Such integrated government support is the same advantage played by Singapore, said James Latham, The Iceberg and the Joint Meetings Industry Council. Although MICE developments share the city-state’s tourism budget, it responds directly to the Prime Minister’s Office under the Singapore Tourism Board.
This has allowed Singapore, as well as other cities such as London, to target specific sectors for economic growth by creating “clustered” events like Singapore Medical Week and London Tech Week.
One solution to unlocking support and funding is that CVBs should collaborate with “key industry communities” to communicate to the government that the MICE industry is “more than tourism”, but also spurs growth across the economy, said Williams.
This includes local associations, private companies in the industry and the academic community.
Williams cited the example of how Gaining Edge worked with universities such as Melbourne University to lobby more government support for scientific academia and research – an effort which led to the construction of a new international convention centre.
He also mentioned that the Malaysia Convention & Exhibition Bureau currently helps develop and strengthen associations’ local presence to build membership and foundation before bidding on an international platform.
Williams added that, in fact, associations can even “play a leading role in talking to the government” to develop a city’s MICE capabilities.
To this effect, TCEB has pulled its weight in the ASEAN committee. Waraporn shared that the bureau “has been engaging with ASEAN, and for next year’s ASEAN Tourism Forum, we’ve created the ASEAN MICE Forum”.
She added: “We looked into engaging city-level professionals and ASEAN experts to meet within an official framework”.

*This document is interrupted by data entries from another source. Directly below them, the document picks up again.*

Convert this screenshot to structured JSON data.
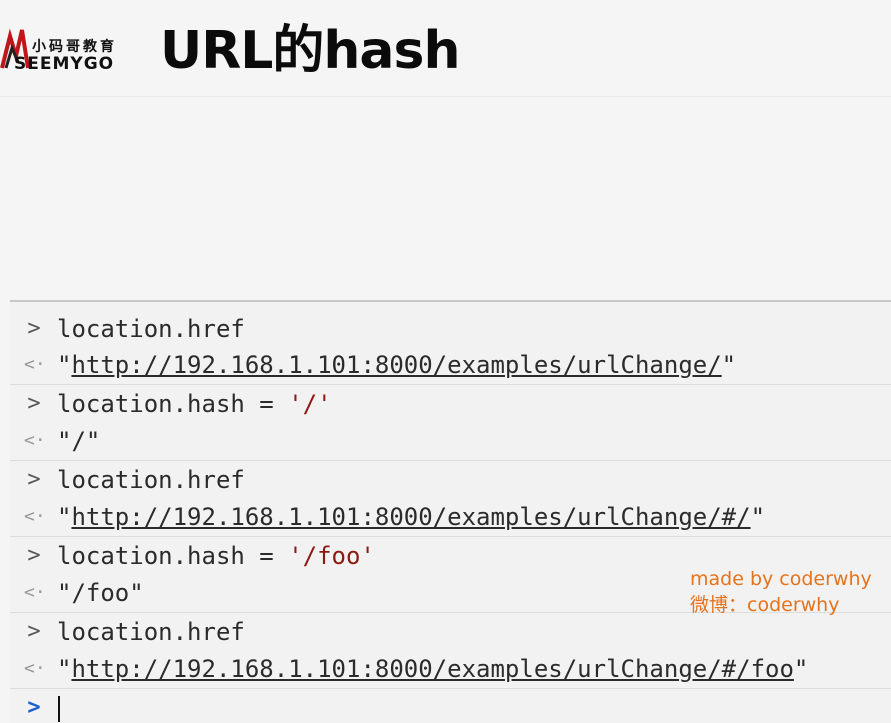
{
  "header": {
    "logo_cn": "小码哥教育",
    "logo_en": "SEEMYGO",
    "title": "URL的hash"
  },
  "console": {
    "entries": [
      {
        "type": "input",
        "code": "location.href"
      },
      {
        "type": "output",
        "value": "http://192.168.1.101:8000/examples/urlChange/"
      },
      {
        "type": "input",
        "code": "location.hash = ",
        "string": "'/'"
      },
      {
        "type": "output",
        "value": "\"/\""
      },
      {
        "type": "input",
        "code": "location.href"
      },
      {
        "type": "output",
        "value": "http://192.168.1.101:8000/examples/urlChange/#/"
      },
      {
        "type": "input",
        "code": "location.hash = ",
        "string": "'/foo'"
      },
      {
        "type": "output",
        "value": "\"/foo\""
      },
      {
        "type": "input",
        "code": "location.href"
      },
      {
        "type": "output",
        "value": "http://192.168.1.101:8000/examples/urlChange/#/foo"
      }
    ],
    "prompt_input": ">",
    "prompt_output": "<·",
    "prompt_active": ">"
  },
  "watermark": {
    "line1": "made by coderwhy",
    "line2": "微博：coderwhy"
  },
  "colors": {
    "string": "#8b1a12",
    "prompt_active": "#1a5fd1",
    "watermark": "#e4731c"
  }
}
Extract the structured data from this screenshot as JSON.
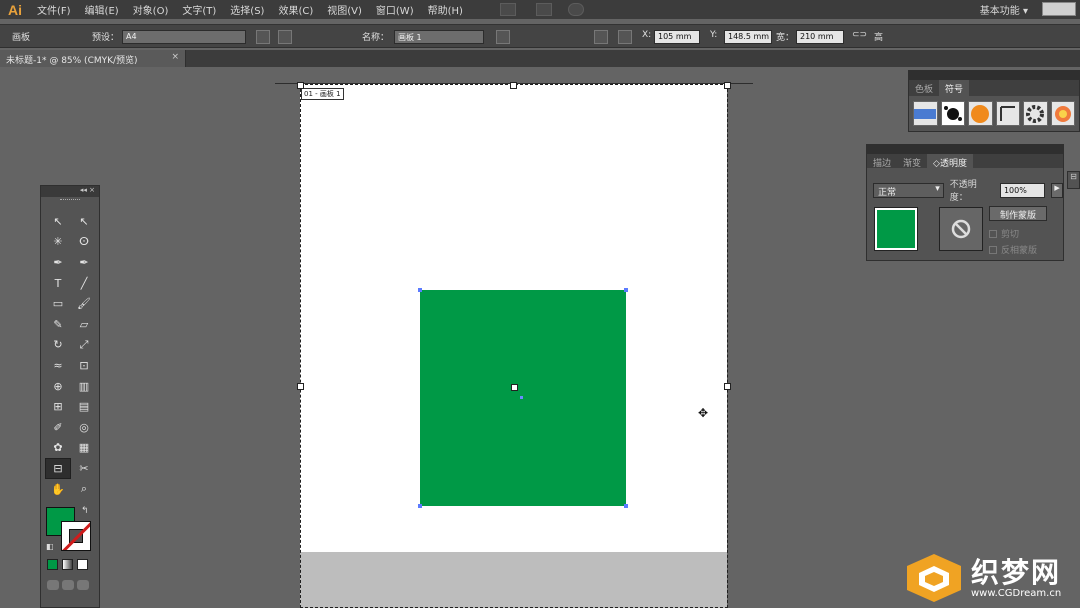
{
  "app": {
    "logo": "Ai"
  },
  "menu": [
    "文件(F)",
    "编辑(E)",
    "对象(O)",
    "文字(T)",
    "选择(S)",
    "效果(C)",
    "视图(V)",
    "窗口(W)",
    "帮助(H)"
  ],
  "workspace": "基本功能 ▾",
  "control": {
    "tool_name": "画板",
    "preset_label": "预设：",
    "preset_value": "A4",
    "name_label": "名称：",
    "name_value": "画板 1",
    "x_label": "X:",
    "x_value": "105 mm",
    "y_label": "Y:",
    "y_value": "148.5 mm",
    "w_label": "宽：",
    "w_value": "210 mm",
    "h_label": "高"
  },
  "document": {
    "tab_title": "未标题-1* @ 85% (CMYK/预览)",
    "close": "×"
  },
  "artboard": {
    "label": "01 - 画板 1"
  },
  "colors": {
    "fill": "#009946",
    "accent_handle": "#5b7bff",
    "logo": "#e9a23b"
  },
  "toolbox": {
    "header": "◂◂ ×",
    "tools": [
      "selection-tool",
      "direct-selection-tool",
      "magic-wand-tool",
      "lasso-tool",
      "pen-tool",
      "curvature-tool",
      "type-tool",
      "line-tool",
      "rectangle-tool",
      "paintbrush-tool",
      "pencil-tool",
      "eraser-tool",
      "rotate-tool",
      "scale-tool",
      "warp-tool",
      "free-transform-tool",
      "shape-builder-tool",
      "chart-tool",
      "mesh-tool",
      "gradient-tool",
      "eyedropper-tool",
      "blend-tool",
      "symbol-sprayer-tool",
      "column-graph-tool",
      "artboard-tool",
      "slice-tool",
      "hand-tool",
      "zoom-tool"
    ],
    "glyphs": [
      "↖",
      "↖",
      "✳",
      "ⵙ",
      "✒",
      "✒",
      "T",
      "╱",
      "▭",
      "🖌",
      "✎",
      "▱",
      "↻",
      "⤢",
      "≈",
      "⊡",
      "⊕",
      "▥",
      "⊞",
      "▤",
      "✐",
      "◎",
      "✿",
      "▦",
      "⊟",
      "✂",
      "✋",
      "⌕"
    ]
  },
  "symbol_panel": {
    "tabs": [
      "色板",
      "符号"
    ],
    "active": "符号"
  },
  "transparency_panel": {
    "tabs": [
      "描边",
      "渐变",
      "◇透明度"
    ],
    "blend_mode": "正常",
    "opacity_label": "不透明度：",
    "opacity_value": "100%",
    "make_mask": "制作蒙版",
    "clip_label": "剪切",
    "invert_label": "反相蒙版"
  },
  "watermark": {
    "title": "织梦网",
    "url": "www.CGDream.cn"
  }
}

Jason Yeh, president of ICCA Asia Pacific and association president and destination marketing of Taiwan Convention and Exhibition Association, urged CVBs to have targeted initiatives by “(creating their) own events to match destination positioning and city branding”.